If, somewhere out there in Grammarland, adverbs have their own post office, I'm sure my picture is hanging in it, probably above the caption "Public Enemy No. 1" or "Wanted Dead or Alive."
I don't deny the allegations. They're true: I'm an adverbicidal maniac. I see a word like "uniquely" or "truly" or "totally" and I'm transformed from mild-mannered copy editor into a vicious and remorseless slasher.
Many adverbs deserve to die. No one knows this better than an editor tasked with fixing the prose of unpolished writers. Think about how many times you've seen marketing copy like "Our company is uniquely positioned to perfectly provide a truly expert pest-control experience" and you'll start to see the logic behind my brutal impulses.
In my defense, I should note that there are many adverbs I never attack. This leads us to a crucial point about adverbs — something many people don't know: Adverbs aren't just those "ly" words that modify verbs and adjectives. They're a much larger group than that.
Words that answer the questions "when?" and "where?" — words like "outside" and "soon" and even "tomorrow" — are adverbs. So are words like "however" and "therefore" that connect one sentence's idea to the next.
I consider it one of the great mysteries of our educational system that almost everyone knows that "quickly" is an adverb but almost no one knows "there" and "now" are often adverbs. (If you want a quick primer on this, I recommend the "Adverbs" tab at http://www.grammaruntied.com.)
I have no quarrel with adverbs like "now" or "therefore" or "indoors." No, the adverbs that make me want to spill red ink are the ones we know best — the more famous ones that usually end in "ly" and that are often called manner adverbs because they describe the manner in which an action takes place. But only when they're used unwisely.

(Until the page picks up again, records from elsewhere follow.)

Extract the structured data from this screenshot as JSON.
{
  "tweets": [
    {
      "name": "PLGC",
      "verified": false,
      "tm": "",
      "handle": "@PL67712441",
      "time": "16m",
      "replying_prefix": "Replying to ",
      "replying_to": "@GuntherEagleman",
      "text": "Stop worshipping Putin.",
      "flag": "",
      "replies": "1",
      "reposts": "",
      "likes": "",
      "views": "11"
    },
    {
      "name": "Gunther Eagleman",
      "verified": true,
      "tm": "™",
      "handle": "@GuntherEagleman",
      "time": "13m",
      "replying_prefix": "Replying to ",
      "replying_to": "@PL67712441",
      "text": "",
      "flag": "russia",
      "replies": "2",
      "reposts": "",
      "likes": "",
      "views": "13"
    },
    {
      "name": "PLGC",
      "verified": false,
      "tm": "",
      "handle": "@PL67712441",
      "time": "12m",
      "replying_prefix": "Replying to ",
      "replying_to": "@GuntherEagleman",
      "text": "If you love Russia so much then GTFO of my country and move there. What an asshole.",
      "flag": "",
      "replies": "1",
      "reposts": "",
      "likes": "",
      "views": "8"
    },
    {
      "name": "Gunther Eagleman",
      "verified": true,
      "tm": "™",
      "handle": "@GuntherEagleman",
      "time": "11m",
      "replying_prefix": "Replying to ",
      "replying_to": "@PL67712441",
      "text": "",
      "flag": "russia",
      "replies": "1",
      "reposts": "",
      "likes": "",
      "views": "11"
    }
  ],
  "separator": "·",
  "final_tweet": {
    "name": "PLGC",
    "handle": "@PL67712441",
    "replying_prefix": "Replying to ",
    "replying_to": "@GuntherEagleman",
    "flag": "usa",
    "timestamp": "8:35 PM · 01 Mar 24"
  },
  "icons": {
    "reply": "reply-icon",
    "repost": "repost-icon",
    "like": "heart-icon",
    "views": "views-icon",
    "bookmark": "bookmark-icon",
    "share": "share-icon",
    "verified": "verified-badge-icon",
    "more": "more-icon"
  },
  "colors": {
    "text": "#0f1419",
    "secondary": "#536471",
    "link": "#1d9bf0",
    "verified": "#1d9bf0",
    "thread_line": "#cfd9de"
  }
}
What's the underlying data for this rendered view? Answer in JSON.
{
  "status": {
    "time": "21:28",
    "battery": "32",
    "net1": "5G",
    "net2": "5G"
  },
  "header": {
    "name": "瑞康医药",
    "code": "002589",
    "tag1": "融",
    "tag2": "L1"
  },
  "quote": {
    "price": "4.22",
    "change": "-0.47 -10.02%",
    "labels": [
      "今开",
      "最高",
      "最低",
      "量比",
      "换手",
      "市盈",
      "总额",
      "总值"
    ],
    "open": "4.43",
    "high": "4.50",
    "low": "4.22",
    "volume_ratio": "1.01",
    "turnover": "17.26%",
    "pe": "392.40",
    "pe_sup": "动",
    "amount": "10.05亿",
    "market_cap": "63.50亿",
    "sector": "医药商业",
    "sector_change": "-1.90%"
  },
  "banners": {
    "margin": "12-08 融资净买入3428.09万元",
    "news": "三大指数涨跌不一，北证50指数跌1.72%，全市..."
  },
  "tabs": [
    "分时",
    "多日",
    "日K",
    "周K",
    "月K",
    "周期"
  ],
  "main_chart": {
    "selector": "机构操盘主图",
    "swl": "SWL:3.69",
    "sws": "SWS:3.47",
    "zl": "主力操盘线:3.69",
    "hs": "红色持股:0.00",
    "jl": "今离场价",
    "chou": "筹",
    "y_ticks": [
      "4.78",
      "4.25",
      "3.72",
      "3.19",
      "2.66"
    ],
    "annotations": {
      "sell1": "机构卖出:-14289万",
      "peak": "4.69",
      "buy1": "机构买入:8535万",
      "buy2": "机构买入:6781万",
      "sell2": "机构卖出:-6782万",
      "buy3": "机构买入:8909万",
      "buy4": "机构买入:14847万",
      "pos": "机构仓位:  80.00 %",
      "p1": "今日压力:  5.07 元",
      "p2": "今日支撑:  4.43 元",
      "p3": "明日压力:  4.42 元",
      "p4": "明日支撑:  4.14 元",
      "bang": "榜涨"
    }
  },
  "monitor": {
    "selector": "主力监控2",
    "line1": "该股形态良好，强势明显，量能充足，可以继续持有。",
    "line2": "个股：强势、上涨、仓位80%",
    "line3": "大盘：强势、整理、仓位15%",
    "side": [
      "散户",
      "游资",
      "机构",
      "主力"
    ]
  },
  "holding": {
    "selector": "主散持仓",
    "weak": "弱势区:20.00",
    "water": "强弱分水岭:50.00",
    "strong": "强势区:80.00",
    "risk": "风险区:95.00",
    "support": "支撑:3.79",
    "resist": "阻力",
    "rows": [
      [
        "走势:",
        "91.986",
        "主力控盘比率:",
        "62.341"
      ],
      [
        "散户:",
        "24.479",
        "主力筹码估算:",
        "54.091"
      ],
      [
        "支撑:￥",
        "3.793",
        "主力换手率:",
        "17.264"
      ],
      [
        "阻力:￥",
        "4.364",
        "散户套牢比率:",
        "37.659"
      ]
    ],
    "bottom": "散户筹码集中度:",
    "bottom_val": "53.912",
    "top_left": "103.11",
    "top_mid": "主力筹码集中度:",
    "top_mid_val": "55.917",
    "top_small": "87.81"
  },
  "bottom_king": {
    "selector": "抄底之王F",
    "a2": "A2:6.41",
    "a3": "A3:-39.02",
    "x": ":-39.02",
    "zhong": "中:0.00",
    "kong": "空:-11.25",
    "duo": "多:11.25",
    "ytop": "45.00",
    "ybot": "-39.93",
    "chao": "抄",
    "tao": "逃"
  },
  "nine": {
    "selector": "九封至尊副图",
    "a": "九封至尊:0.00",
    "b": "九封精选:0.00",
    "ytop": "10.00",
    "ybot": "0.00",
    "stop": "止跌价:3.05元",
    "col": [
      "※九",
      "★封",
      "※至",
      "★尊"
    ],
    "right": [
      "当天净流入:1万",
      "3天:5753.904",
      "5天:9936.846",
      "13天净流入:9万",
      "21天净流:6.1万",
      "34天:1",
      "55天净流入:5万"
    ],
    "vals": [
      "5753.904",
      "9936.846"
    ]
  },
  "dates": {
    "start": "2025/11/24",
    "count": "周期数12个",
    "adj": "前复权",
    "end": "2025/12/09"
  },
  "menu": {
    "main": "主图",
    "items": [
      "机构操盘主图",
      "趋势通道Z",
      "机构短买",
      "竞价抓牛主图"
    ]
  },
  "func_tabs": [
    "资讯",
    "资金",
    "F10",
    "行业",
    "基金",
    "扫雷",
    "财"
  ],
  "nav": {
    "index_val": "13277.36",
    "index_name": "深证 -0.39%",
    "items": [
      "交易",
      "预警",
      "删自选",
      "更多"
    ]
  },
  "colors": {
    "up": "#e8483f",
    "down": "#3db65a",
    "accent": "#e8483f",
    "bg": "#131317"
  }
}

Consider this sentence, which is typical of the prose found in a lot of unpublished novels: Mary quickly grabbed the gun, angrily pointed it in Lou's face and remorselessly pulled the trigger.
Clearly, those adverbs are all there to add emphasis. But do they? Let's look at the sentence without them: Mary grabbed the gun, pointed it in Lou's face and pulled the trigger.
Writers trying to make their information as exciting as possible will often resort to adverbs as a way to inject urgency or emotion. Sadly, the adverbs often have the opposite effect. The prose comes off as weak and pleading to be taken seriously, like a child who "really, really, really, really, really" wants some ice cream.
What these writers fail to see is that, often, actions have more impact when they stand alone. Solid facts like "she pulled the trigger" need no adornment. That's why, often, "ly" adverbs are the culprits in silly redundancies like "completely new" and "totally different."
Of course, manner adverbs exist for a reason. Often they contain information worth keeping: "He slowly reached into his pocket" tells us more than just "He reached into his pocket."
The speed at which someone reaches for something can mean danger or caution or even menace. Notice how that's different from "quickly grabbed," in which "grabbed" sounds quick enough all by itself.
Whenever I come across a manner adverb in an article I'm editing or in my own writing, I try taking it out. If the sentence loses information or emphasis, I put it back in. Otherwise, I gleefully leave the adverb to die in a pool of red ink.
JUNE CASAGRANDE is author of "It Was the Best of Sentences, It Was the Worst of Sentences." She can be reached at JuneTCN@aol.com.